But now the metropolitan area anxiously awaits new developments, along with her family. Kara’s case has been linked to the disappearance of another young woman, Jessica Runions, 21, of Raymore.
Kara’s ex-boyfriend at the time of her disappearance, Kylr Yust, has been charged with burning Jessica’s car, which was found in south Kansas City last week. The car was discovered days after Jessica didn’t show up for a doctor’s appointment and after she’d reportedly been at a gathering that Yust also attended.
Suspicions of Yust have long swirled around Kara’s disappearance, first voiced by her family. She had sought an order of protection against Yust because he allegedly forced her into a car a few days before she disappeared and held her against her will. And she had posted online that she was done with the relationship.
Later, there would be other young women, former girlfriends, who would allege that Yust was possessive and threatening. He served time for receiving designer drugs. And there was the story that he tortured kittens; if true, a red-flag that he might be capable of other forms of violence.
But hearsay is not evidence. Charges cannot come from the alleged exploits of a rotten boyfriend.
So Kara’s family continues to wait.
They have carefully walked a fine line between being critical of the police whom they are dependent upon for resolution, and the need to be supportive of detectives. Initially, there were accusations that the first reports of Kara’s failure to answer her cellphone, to show up at work or at home, weren’t taken seriously.

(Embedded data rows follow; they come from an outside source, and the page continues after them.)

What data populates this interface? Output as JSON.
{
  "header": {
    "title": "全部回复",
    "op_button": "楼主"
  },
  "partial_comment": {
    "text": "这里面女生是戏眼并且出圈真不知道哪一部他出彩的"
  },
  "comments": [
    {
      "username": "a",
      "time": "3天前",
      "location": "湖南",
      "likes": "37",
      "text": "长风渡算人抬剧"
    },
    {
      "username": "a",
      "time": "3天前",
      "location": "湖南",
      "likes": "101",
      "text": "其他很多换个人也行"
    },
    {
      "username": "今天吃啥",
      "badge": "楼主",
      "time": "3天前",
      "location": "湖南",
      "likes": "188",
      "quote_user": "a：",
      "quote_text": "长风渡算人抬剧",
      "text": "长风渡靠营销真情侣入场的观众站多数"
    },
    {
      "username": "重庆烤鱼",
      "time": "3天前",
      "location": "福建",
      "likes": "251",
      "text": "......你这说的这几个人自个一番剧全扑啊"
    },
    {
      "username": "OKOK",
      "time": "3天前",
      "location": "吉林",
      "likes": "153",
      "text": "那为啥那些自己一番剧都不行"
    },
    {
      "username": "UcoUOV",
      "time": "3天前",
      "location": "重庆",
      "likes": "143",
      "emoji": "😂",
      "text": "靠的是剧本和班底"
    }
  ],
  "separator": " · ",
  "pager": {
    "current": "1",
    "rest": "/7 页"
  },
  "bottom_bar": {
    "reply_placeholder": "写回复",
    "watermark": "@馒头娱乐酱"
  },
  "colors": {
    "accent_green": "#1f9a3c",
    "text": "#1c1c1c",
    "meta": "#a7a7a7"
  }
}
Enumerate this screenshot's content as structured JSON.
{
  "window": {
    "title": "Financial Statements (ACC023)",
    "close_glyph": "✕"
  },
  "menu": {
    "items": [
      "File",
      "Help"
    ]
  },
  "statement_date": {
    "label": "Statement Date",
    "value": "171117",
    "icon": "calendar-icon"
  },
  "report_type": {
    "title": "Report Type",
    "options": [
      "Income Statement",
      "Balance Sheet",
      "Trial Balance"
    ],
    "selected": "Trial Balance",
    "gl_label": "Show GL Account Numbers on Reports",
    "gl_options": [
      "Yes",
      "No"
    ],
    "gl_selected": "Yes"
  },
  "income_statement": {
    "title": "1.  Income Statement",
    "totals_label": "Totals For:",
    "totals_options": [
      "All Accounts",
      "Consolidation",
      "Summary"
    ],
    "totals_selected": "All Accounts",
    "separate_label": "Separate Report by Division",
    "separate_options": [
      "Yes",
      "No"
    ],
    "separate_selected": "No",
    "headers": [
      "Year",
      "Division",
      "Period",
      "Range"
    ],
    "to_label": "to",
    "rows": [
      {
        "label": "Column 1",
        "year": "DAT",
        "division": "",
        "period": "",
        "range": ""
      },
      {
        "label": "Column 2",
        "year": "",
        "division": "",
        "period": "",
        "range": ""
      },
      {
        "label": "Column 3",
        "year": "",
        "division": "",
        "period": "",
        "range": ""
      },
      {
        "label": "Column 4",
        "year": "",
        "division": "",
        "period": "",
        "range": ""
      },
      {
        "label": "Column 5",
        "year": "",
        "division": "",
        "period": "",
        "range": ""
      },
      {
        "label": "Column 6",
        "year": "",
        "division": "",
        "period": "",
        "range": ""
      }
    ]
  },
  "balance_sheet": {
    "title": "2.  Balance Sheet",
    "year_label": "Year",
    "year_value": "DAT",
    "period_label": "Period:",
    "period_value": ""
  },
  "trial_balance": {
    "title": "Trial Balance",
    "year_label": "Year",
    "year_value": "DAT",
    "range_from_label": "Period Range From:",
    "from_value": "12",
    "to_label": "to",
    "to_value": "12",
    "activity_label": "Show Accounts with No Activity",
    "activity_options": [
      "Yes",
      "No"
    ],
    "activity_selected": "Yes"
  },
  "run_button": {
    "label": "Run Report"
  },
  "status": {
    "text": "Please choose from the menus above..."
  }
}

The charge was that some in the Belton police department shrugged off her parents’ worries. She was assumed to be another disgruntled teen who would come home when she was good and ready. Media didn’t initially come running to tell the story either.
Kara’s family eventually moved toward thinking of their daughter in the past tense. They accepted that she is likely deceased. And began to push for a break in the case so that they could find her remains to mourn her through burial. And to find an assumed killer. All of this agony they’ve shared, stoically, with the public.

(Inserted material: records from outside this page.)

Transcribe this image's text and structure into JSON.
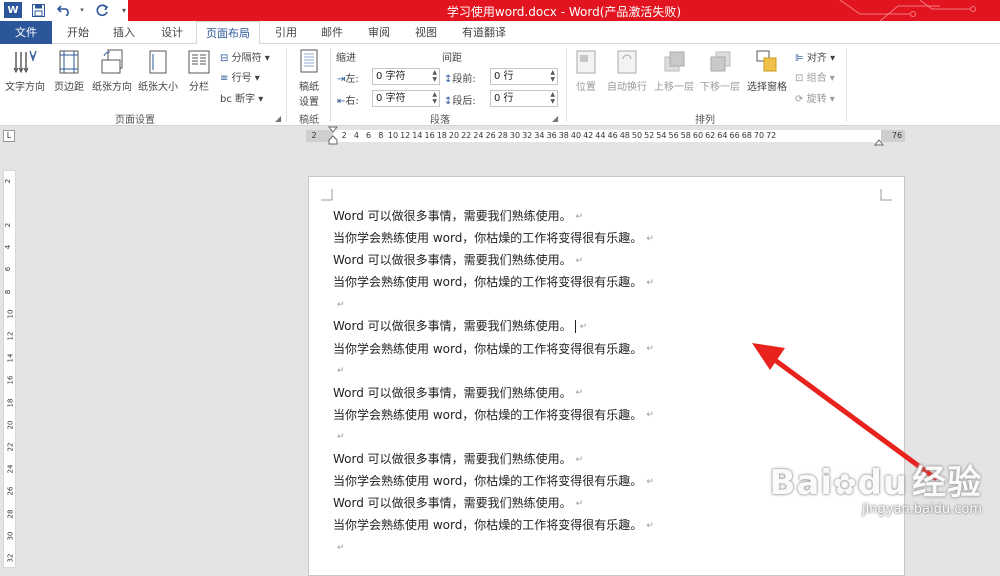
{
  "window": {
    "title": "学习使用word.docx - Word(产品激活失败)",
    "logo_letter": "W",
    "accent_color": "#2b579a",
    "titlebar_color": "#e2141f"
  },
  "quick_access": [
    {
      "name": "save-icon"
    },
    {
      "name": "undo-icon"
    },
    {
      "name": "redo-icon"
    },
    {
      "name": "customize-dropdown-icon"
    }
  ],
  "tabs": {
    "file": "文件",
    "home": "开始",
    "insert": "插入",
    "design": "设计",
    "layout": "页面布局",
    "references": "引用",
    "mailings": "邮件",
    "review": "审阅",
    "view": "视图",
    "translate": "有道翻译"
  },
  "ribbon": {
    "page_setup": {
      "text_direction": "文字方向",
      "margins": "页边距",
      "orientation": "纸张方向",
      "size": "纸张大小",
      "columns": "分栏",
      "breaks": "分隔符",
      "line_numbers": "行号",
      "hyphenation": "断字",
      "group_label": "页面设置"
    },
    "manuscript": {
      "button_line1": "稿纸",
      "button_line2": "设置",
      "group_label": "稿纸"
    },
    "paragraph": {
      "indent_title": "缩进",
      "spacing_title": "间距",
      "indent_left_label": "左:",
      "indent_left_value": "0 字符",
      "indent_right_label": "右:",
      "indent_right_value": "0 字符",
      "spacing_before_label": "段前:",
      "spacing_before_value": "0 行",
      "spacing_after_label": "段后:",
      "spacing_after_value": "0 行",
      "group_label": "段落"
    },
    "arrange": {
      "position": "位置",
      "wrap_text": "自动换行",
      "bring_forward": "上移一层",
      "send_backward": "下移一层",
      "selection_pane": "选择窗格",
      "align": "对齐",
      "group": "组合",
      "rotate": "旋转",
      "group_label": "排列"
    }
  },
  "ruler": {
    "corner_symbol": "L",
    "h_ticks": [
      "2",
      "2",
      "4",
      "6",
      "8",
      "10",
      "12",
      "14",
      "16",
      "18",
      "20",
      "22",
      "24",
      "26",
      "28",
      "30",
      "32",
      "34",
      "36",
      "38",
      "40",
      "42",
      "44",
      "46",
      "48",
      "50",
      "52",
      "54",
      "56",
      "58",
      "60",
      "62",
      "64",
      "66",
      "68",
      "70",
      "72",
      "76"
    ],
    "v_ticks": [
      "2",
      "2",
      "4",
      "6",
      "8",
      "10",
      "12",
      "14",
      "16",
      "18",
      "20",
      "22",
      "24",
      "26",
      "28",
      "30",
      "32"
    ]
  },
  "document": {
    "paragraph_mark": "↵",
    "lines": [
      "Word 可以做很多事情，需要我们熟练使用。",
      "当你学会熟练使用 word，你枯燥的工作将变得很有乐趣。",
      "Word 可以做很多事情，需要我们熟练使用。",
      "当你学会熟练使用 word，你枯燥的工作将变得很有乐趣。",
      "",
      "Word 可以做很多事情，需要我们熟练使用。",
      "当你学会熟练使用 word，你枯燥的工作将变得很有乐趣。",
      "",
      "Word 可以做很多事情，需要我们熟练使用。",
      "当你学会熟练使用 word，你枯燥的工作将变得很有乐趣。",
      "",
      "Word 可以做很多事情，需要我们熟练使用。",
      "当你学会熟练使用 word，你枯燥的工作将变得很有乐趣。",
      "Word 可以做很多事情，需要我们熟练使用。",
      "当你学会熟练使用 word，你枯燥的工作将变得很有乐趣。",
      ""
    ],
    "cursor_line_index": 5
  },
  "annotation": {
    "arrow_color": "#e8231e"
  },
  "watermark": {
    "brand": "Bai",
    "brand_suffix": "du",
    "product": "经验",
    "url": "jingyan.baidu.com"
  }
}
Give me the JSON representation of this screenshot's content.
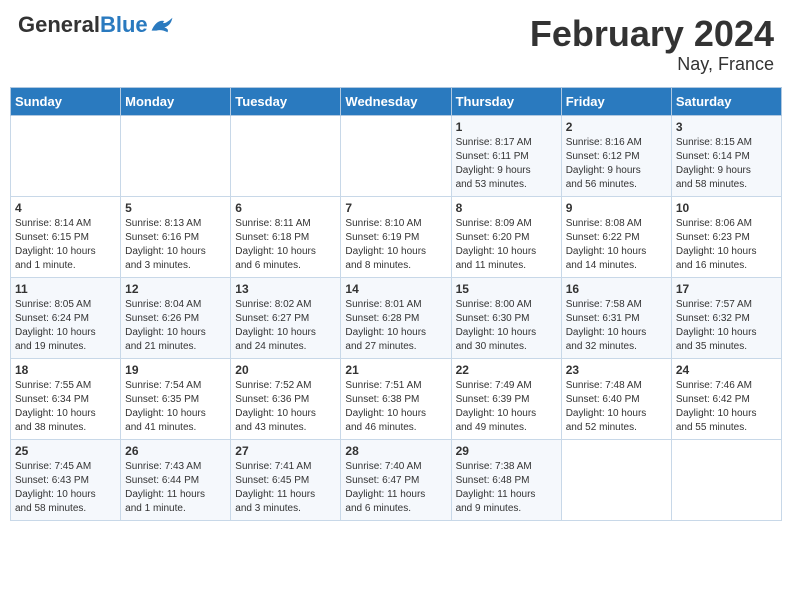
{
  "header": {
    "logo_general": "General",
    "logo_blue": "Blue",
    "month_year": "February 2024",
    "location": "Nay, France"
  },
  "days_of_week": [
    "Sunday",
    "Monday",
    "Tuesday",
    "Wednesday",
    "Thursday",
    "Friday",
    "Saturday"
  ],
  "weeks": [
    [
      {
        "day": "",
        "info": ""
      },
      {
        "day": "",
        "info": ""
      },
      {
        "day": "",
        "info": ""
      },
      {
        "day": "",
        "info": ""
      },
      {
        "day": "1",
        "info": "Sunrise: 8:17 AM\nSunset: 6:11 PM\nDaylight: 9 hours\nand 53 minutes."
      },
      {
        "day": "2",
        "info": "Sunrise: 8:16 AM\nSunset: 6:12 PM\nDaylight: 9 hours\nand 56 minutes."
      },
      {
        "day": "3",
        "info": "Sunrise: 8:15 AM\nSunset: 6:14 PM\nDaylight: 9 hours\nand 58 minutes."
      }
    ],
    [
      {
        "day": "4",
        "info": "Sunrise: 8:14 AM\nSunset: 6:15 PM\nDaylight: 10 hours\nand 1 minute."
      },
      {
        "day": "5",
        "info": "Sunrise: 8:13 AM\nSunset: 6:16 PM\nDaylight: 10 hours\nand 3 minutes."
      },
      {
        "day": "6",
        "info": "Sunrise: 8:11 AM\nSunset: 6:18 PM\nDaylight: 10 hours\nand 6 minutes."
      },
      {
        "day": "7",
        "info": "Sunrise: 8:10 AM\nSunset: 6:19 PM\nDaylight: 10 hours\nand 8 minutes."
      },
      {
        "day": "8",
        "info": "Sunrise: 8:09 AM\nSunset: 6:20 PM\nDaylight: 10 hours\nand 11 minutes."
      },
      {
        "day": "9",
        "info": "Sunrise: 8:08 AM\nSunset: 6:22 PM\nDaylight: 10 hours\nand 14 minutes."
      },
      {
        "day": "10",
        "info": "Sunrise: 8:06 AM\nSunset: 6:23 PM\nDaylight: 10 hours\nand 16 minutes."
      }
    ],
    [
      {
        "day": "11",
        "info": "Sunrise: 8:05 AM\nSunset: 6:24 PM\nDaylight: 10 hours\nand 19 minutes."
      },
      {
        "day": "12",
        "info": "Sunrise: 8:04 AM\nSunset: 6:26 PM\nDaylight: 10 hours\nand 21 minutes."
      },
      {
        "day": "13",
        "info": "Sunrise: 8:02 AM\nSunset: 6:27 PM\nDaylight: 10 hours\nand 24 minutes."
      },
      {
        "day": "14",
        "info": "Sunrise: 8:01 AM\nSunset: 6:28 PM\nDaylight: 10 hours\nand 27 minutes."
      },
      {
        "day": "15",
        "info": "Sunrise: 8:00 AM\nSunset: 6:30 PM\nDaylight: 10 hours\nand 30 minutes."
      },
      {
        "day": "16",
        "info": "Sunrise: 7:58 AM\nSunset: 6:31 PM\nDaylight: 10 hours\nand 32 minutes."
      },
      {
        "day": "17",
        "info": "Sunrise: 7:57 AM\nSunset: 6:32 PM\nDaylight: 10 hours\nand 35 minutes."
      }
    ],
    [
      {
        "day": "18",
        "info": "Sunrise: 7:55 AM\nSunset: 6:34 PM\nDaylight: 10 hours\nand 38 minutes."
      },
      {
        "day": "19",
        "info": "Sunrise: 7:54 AM\nSunset: 6:35 PM\nDaylight: 10 hours\nand 41 minutes."
      },
      {
        "day": "20",
        "info": "Sunrise: 7:52 AM\nSunset: 6:36 PM\nDaylight: 10 hours\nand 43 minutes."
      },
      {
        "day": "21",
        "info": "Sunrise: 7:51 AM\nSunset: 6:38 PM\nDaylight: 10 hours\nand 46 minutes."
      },
      {
        "day": "22",
        "info": "Sunrise: 7:49 AM\nSunset: 6:39 PM\nDaylight: 10 hours\nand 49 minutes."
      },
      {
        "day": "23",
        "info": "Sunrise: 7:48 AM\nSunset: 6:40 PM\nDaylight: 10 hours\nand 52 minutes."
      },
      {
        "day": "24",
        "info": "Sunrise: 7:46 AM\nSunset: 6:42 PM\nDaylight: 10 hours\nand 55 minutes."
      }
    ],
    [
      {
        "day": "25",
        "info": "Sunrise: 7:45 AM\nSunset: 6:43 PM\nDaylight: 10 hours\nand 58 minutes."
      },
      {
        "day": "26",
        "info": "Sunrise: 7:43 AM\nSunset: 6:44 PM\nDaylight: 11 hours\nand 1 minute."
      },
      {
        "day": "27",
        "info": "Sunrise: 7:41 AM\nSunset: 6:45 PM\nDaylight: 11 hours\nand 3 minutes."
      },
      {
        "day": "28",
        "info": "Sunrise: 7:40 AM\nSunset: 6:47 PM\nDaylight: 11 hours\nand 6 minutes."
      },
      {
        "day": "29",
        "info": "Sunrise: 7:38 AM\nSunset: 6:48 PM\nDaylight: 11 hours\nand 9 minutes."
      },
      {
        "day": "",
        "info": ""
      },
      {
        "day": "",
        "info": ""
      }
    ]
  ]
}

They deserve public recognition of the impact, the greater good that their love for Kara has inspired.
There is no way to know how many police officers think twice before dismissively assuming that a teenage girl has simply run away — because of Kara.
There’s no way to measure how many families have started difficult conversations with their teenage daughters, paying closer attention to the type of young men they choose to date — because of Kara.
There is no knowing how many young women may have realized that their boyfriend’s angry jealousy is not love, but a symptom of a potential abuser — because of Kara.
And it is highly likely that somewhere, a woman came to see that a boyfriend’s threats to strike her may not be idle and may not be where the abuse will end — because of Kara.
For a young woman who hasn’t been seen for nearly a decade, that’s a profound legacy.